But the self-appointed toxic genius and HR-nightmare programmer: they can’t wait to sign on!
16. Hey, Ron, we miss you, dude! Drop us a line sometime!
17. You will be thrown free. To impact a tree or guardrail while traveling at the speed of the vehicle.
18. No, I just made this up. But can we start an urban legend?
19. But network effects, over sufficient periods of time in proprietary systems, are over-rated, as Meta and Twitter are discovering to their horror: What we see, in fact, are reverse network effects where the last thing a new generation wishes to be associated with are the social networks of the previous generation, not just those of their parents, but even older siblings. And remember, a defining characteristic of Fordism is monopolistic restriction of consumer choice. If a social network free of spam, disinformation, and toxic content were available, would you use it? Would you [try to] insist that your kids use it?
20. This is not new: visiting Harper’s Ferry recently, I was reminded that in the 1840s companies continued to invest in fabulously expensive canals—the C&O in this location—long after it had become abundantly clear railroads were more efficient and flexible. In Indiana we were actually required to learn this in high school history, as canal investments caused Indiana to go bankrupt in 1841, but I’m guessing few tech investors went to high school in Indiana.

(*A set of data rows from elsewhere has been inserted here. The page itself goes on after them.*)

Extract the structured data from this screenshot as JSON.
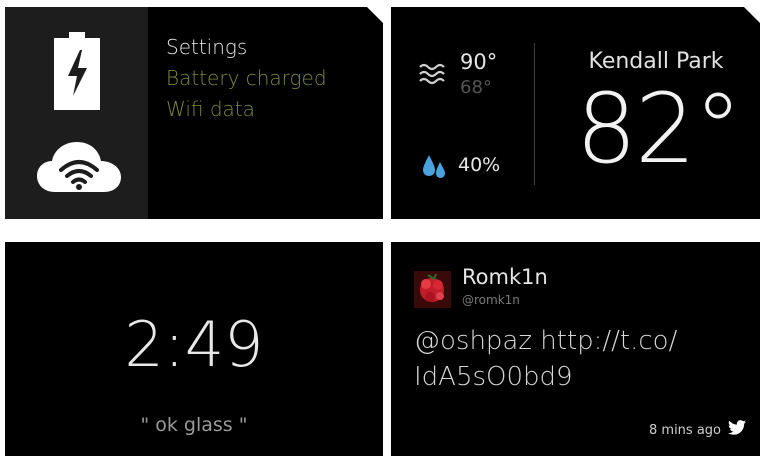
{
  "settings_card": {
    "title": "Settings",
    "items": [
      "Battery charged",
      "Wifi data"
    ],
    "icons": [
      "battery-charging-icon",
      "cloud-wifi-icon"
    ]
  },
  "weather_card": {
    "high": "90°",
    "low": "68°",
    "precipitation": "40%",
    "city": "Kendall Park",
    "temperature": "82°",
    "icons": [
      "waves-icon",
      "raindrops-icon"
    ]
  },
  "clock_card": {
    "time": "2:49",
    "hint": "\" ok glass \""
  },
  "tweet_card": {
    "name": "Romk1n",
    "handle": "@romk1n",
    "body": "@oshpaz http://t.co/ IdA5sO0bd9",
    "timestamp": "8 mins ago",
    "icons": [
      "avatar-icon",
      "twitter-bird-icon"
    ]
  },
  "colors": {
    "card_background": "#000000",
    "accent_olive": "#7c8a3e",
    "rain_blue": "#4aa3df"
  }
}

21. There’s a fascinating example of the reverse of this happening with the establishment of the massive defense contractor SAIC, which in the early1970s consolidated hundreds of small independent defense and intelligence consulting shops, though this proved [somewhat] unstable and SAIC itself eventually split. Even SAIC never went to the Rouge River Fordist model, with both SAIC and its split-off Leidos (now being acquired by OMG Lockheed) distributing work across hundreds of still relatively small operations: Quietly, quietly in a major city you are never more than a few miles from a SAIC/Leidos shop, to say nothing of a SAIC/Leidos subcontractor.

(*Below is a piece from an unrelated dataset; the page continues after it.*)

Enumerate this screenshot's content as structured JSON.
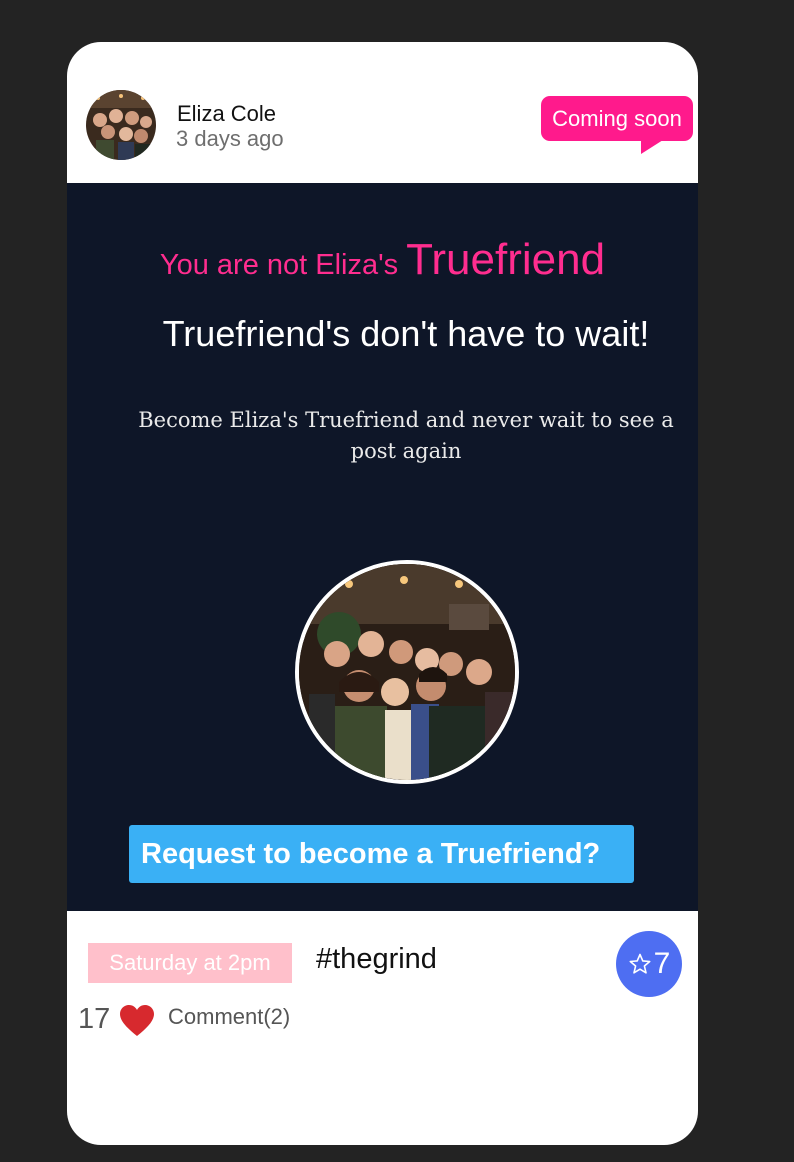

22. Will private equity rapidly kill off the dominant IT companies the way they have killed off brick-and-mortar retail? Probably not: the value in those IT companies are employees with legs and LinkedIn profiles, not readily reconfigured real estate. Acquisition is still viable for small start-ups as these have generally assembled proprietary pipelines (and/or client lists and/or data sets) that have not made it to the level of common use. With the Fordist companies, more likely we’ll just see a series of organizational-suicide-by-charismatic-CEO episodes per the now loathed Jack Welch’s destruction of General Electric, once the very pinnacle of Fordist excellence.
23. Elon Musk: makin’ a list, checking it twice…

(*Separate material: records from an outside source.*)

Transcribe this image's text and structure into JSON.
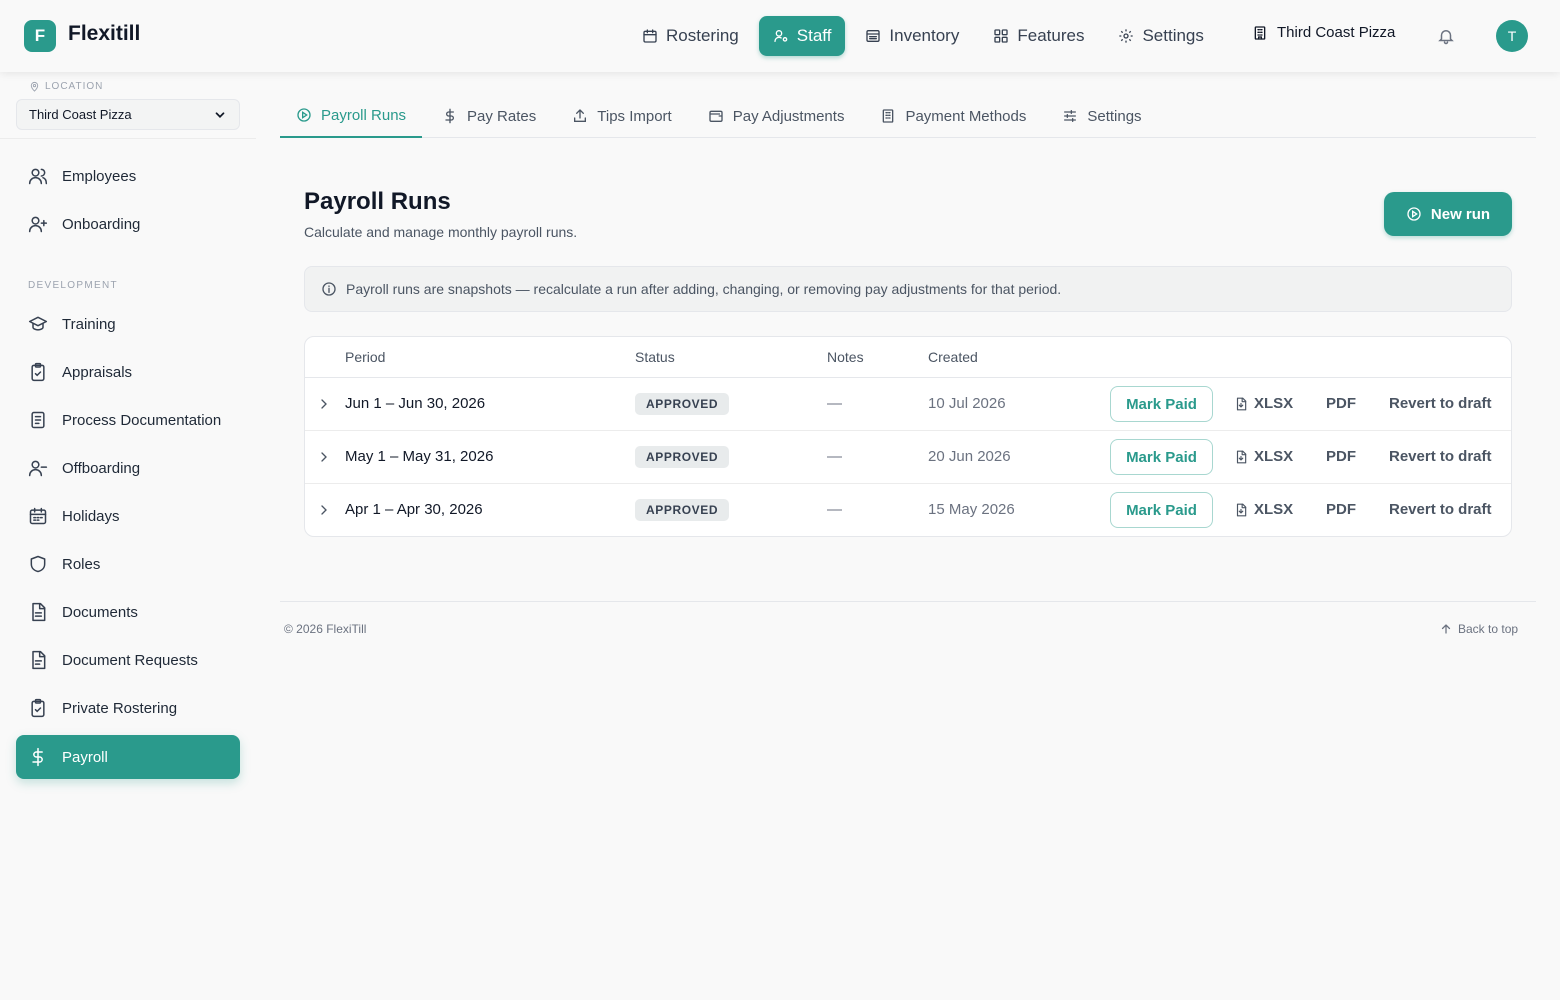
{
  "app": {
    "logo_letter": "F",
    "name": "Flexitill",
    "store": "Third Coast Pizza",
    "avatar_initial": "T"
  },
  "topnav": {
    "rostering": "Rostering",
    "staff": "Staff",
    "inventory": "Inventory",
    "features": "Features",
    "settings": "Settings"
  },
  "sidebar": {
    "location_label": "LOCATION",
    "location_value": "Third Coast Pizza",
    "section_development": "DEVELOPMENT",
    "items": {
      "employees": "Employees",
      "onboarding": "Onboarding",
      "training": "Training",
      "appraisals": "Appraisals",
      "process_documentation": "Process Documentation",
      "offboarding": "Offboarding",
      "holidays": "Holidays",
      "roles": "Roles",
      "documents": "Documents",
      "document_requests": "Document Requests",
      "private_rostering": "Private Rostering",
      "payroll": "Payroll"
    }
  },
  "tabs": {
    "payroll_runs": "Payroll Runs",
    "pay_rates": "Pay Rates",
    "tips_import": "Tips Import",
    "pay_adjustments": "Pay Adjustments",
    "payment_methods": "Payment Methods",
    "settings": "Settings"
  },
  "page": {
    "title": "Payroll Runs",
    "subtitle": "Calculate and manage monthly payroll runs.",
    "new_run": "New run",
    "info": "Payroll runs are snapshots — recalculate a run after adding, changing, or removing pay adjustments for that period."
  },
  "table": {
    "headers": {
      "period": "Period",
      "status": "Status",
      "notes": "Notes",
      "created": "Created"
    },
    "rows": [
      {
        "period": "Jun 1 – Jun 30, 2026",
        "status": "APPROVED",
        "notes": "—",
        "created": "10 Jul 2026",
        "mark_paid": "Mark Paid",
        "xlsx": "XLSX",
        "pdf": "PDF",
        "revert": "Revert to draft"
      },
      {
        "period": "May 1 – May 31, 2026",
        "status": "APPROVED",
        "notes": "—",
        "created": "20 Jun 2026",
        "mark_paid": "Mark Paid",
        "xlsx": "XLSX",
        "pdf": "PDF",
        "revert": "Revert to draft"
      },
      {
        "period": "Apr 1 – Apr 30, 2026",
        "status": "APPROVED",
        "notes": "—",
        "created": "15 May 2026",
        "mark_paid": "Mark Paid",
        "xlsx": "XLSX",
        "pdf": "PDF",
        "revert": "Revert to draft"
      }
    ]
  },
  "footer": {
    "copyright": "© 2026 FlexiTill",
    "back_to_top": "Back to top"
  },
  "colors": {
    "accent": "#2a9a8c",
    "background": "#f9f9f9"
  }
}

24. Like they give a rat’s ass:
“At this festive season of the year, Mr. Scrooge, many thousands are in want of common necessaries; hundreds of thousands are in want of common comforts, sir.”
“Are there no prisons?” asked Scrooge.
“Plenty of prisons,” said the gentleman.
“And the Union workhouses?” demanded Scrooge. “Are they still in operation?”
“They are. Still,” returned the gentleman, “I wish I could say they were not.”
“The Treadmill and the Poor Law are in full vigour, then?” said Scrooge.
“Both very busy, sir.”
“Oh! I was afraid, from what you said at first, that something had occurred to stop them in their useful course,” said Scrooge. “I’m very glad to hear it.”
Charles Dickens, A Christmas Carol, 1843
25. Which is why JLoA and X-Men are so popular, and why in popular media, Fordist corporations, almost without exception, are mocked: if Euripides were writing today he’d be working with the theme of an arrogant boss who fires the quiet but in fact central member of a team in order to satisfy the demands of corporate, who are facing a downturn due to bad decisions by the founder. Which is pretty much what Euripides wrote about anyway. Patton was a single movie; the fictional exploits of the skilled norm-defiers of Mash lasted longer than the Korean War itself.